Plaintiff and Respondent, Santa Clara
County No. 116478
Defendant and Appellant.
APPELLANT’S REPLY BRIEF
On Appeal from the Judgment of the Superior Court
Of the State of California
In and For the County of Santa Clara
HONORABLE JACK KOMAR, JUDGE
Attorney at Law
37 Old Courthouse Sq., Suite 304
Santa Rosa, California 95404
Telephone: (707) 523‑7515
Attorney for Appellant
…taints respondent’s analysis of the prejudicial effect of the error. The Attorney General simply cites Watson without any attempt to analyze the evidence or the evidentiary balance of the case. (See, AOB 29‑30.)
RESPONDENT ERRONEOUSLY CONTENDS THAT A CONDITIONAL ASSAULT MAY BE ESTABLISHED WITHOUT AN EXPRESS STATEMENT OF THE CONDITION
In his opening brief appellant established that the doctrine of “conditional assault” effectively removes one element of the offense of assault with a deadly weapon by permitting such an offense to be found even if there was no actual attempt to commit a battery. (AOB 51.) Appellant further established that in every case which has recognized the conditional assault doctrine there has been an express or stated condition. (AOB 52‑53.) The requirement of such an express or stated condition, appellant contended, was necessary since the conditional assault doctrine had eliminated the attempt element from the crime of assault. That is, the statement or expression of condition in effect takes the place of the attempt element.

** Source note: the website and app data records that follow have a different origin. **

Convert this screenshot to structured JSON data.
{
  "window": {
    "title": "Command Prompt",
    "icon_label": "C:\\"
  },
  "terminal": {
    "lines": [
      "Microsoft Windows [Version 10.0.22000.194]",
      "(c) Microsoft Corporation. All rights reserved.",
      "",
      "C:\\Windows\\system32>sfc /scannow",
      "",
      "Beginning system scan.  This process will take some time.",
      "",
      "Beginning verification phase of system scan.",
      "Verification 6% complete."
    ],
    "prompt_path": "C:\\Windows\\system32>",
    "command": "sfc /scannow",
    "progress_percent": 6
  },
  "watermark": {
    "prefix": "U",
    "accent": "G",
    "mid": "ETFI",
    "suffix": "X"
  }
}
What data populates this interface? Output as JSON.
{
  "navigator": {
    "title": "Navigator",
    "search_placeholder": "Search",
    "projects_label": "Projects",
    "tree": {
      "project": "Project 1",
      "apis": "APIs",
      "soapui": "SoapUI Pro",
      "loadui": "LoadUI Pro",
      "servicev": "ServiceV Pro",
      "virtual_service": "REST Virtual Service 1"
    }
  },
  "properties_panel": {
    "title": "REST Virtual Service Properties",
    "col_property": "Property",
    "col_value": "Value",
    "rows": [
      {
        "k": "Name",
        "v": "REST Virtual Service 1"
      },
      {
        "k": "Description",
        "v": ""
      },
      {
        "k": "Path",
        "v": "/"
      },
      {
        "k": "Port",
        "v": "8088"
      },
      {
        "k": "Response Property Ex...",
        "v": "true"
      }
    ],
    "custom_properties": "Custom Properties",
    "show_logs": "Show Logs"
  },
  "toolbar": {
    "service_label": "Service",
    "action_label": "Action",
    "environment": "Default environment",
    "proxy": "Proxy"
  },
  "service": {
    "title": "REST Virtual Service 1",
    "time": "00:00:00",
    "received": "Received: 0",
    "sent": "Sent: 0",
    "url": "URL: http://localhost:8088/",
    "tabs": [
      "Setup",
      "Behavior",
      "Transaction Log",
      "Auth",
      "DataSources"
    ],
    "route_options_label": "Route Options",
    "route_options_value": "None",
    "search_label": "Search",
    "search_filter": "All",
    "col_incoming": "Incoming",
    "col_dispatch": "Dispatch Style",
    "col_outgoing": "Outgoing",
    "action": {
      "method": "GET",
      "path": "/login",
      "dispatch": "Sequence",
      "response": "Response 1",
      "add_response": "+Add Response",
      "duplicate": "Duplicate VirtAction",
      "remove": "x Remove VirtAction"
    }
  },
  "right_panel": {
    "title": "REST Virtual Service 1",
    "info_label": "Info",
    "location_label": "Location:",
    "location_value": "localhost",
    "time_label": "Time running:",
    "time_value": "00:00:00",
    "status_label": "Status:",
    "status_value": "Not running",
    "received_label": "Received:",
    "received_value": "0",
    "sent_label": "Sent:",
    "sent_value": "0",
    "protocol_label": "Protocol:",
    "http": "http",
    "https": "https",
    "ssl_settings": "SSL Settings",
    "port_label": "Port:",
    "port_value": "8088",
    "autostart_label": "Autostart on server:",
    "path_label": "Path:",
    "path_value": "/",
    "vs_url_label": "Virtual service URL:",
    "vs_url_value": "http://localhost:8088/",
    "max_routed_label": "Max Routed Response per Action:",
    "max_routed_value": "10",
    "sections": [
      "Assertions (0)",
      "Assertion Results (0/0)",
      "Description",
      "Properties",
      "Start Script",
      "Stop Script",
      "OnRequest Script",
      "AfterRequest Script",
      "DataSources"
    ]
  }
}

Respondent, however, fails to discuss the cases cited by appellant and, as a result, sees no need for the expression or statement of the condition. However, the cases relied upon by respondent never considered the point raised by appellant. In both People v. Orr (1974) 43 Cal.App.3d 666 and People v. Glover (1985) 171 Cal.App.3d 496 the existence of a conditional assault was never contested. For example, in Orr the only question addressed by the court was whether or not there was sufficient evidence to support the jury’s conclusion that the rifle was loaded. (People v. Orr, supra, 43 Cal.App.3d at 671‑672.) In People v. Glover, supra, the only issue considered by the court was whether or not the instruction which failed to require the jury to specify that the deadly weapon was a firearm was reversible error. (People v. Glover, supra, 171 Cal.App.3d 506‑507.) Therefore, since cases are not authority for matters not considered (People v. Dillon (1983) 34 Cal.3d 441, 473‑474), Glover and Orr cannot support respondent’s position.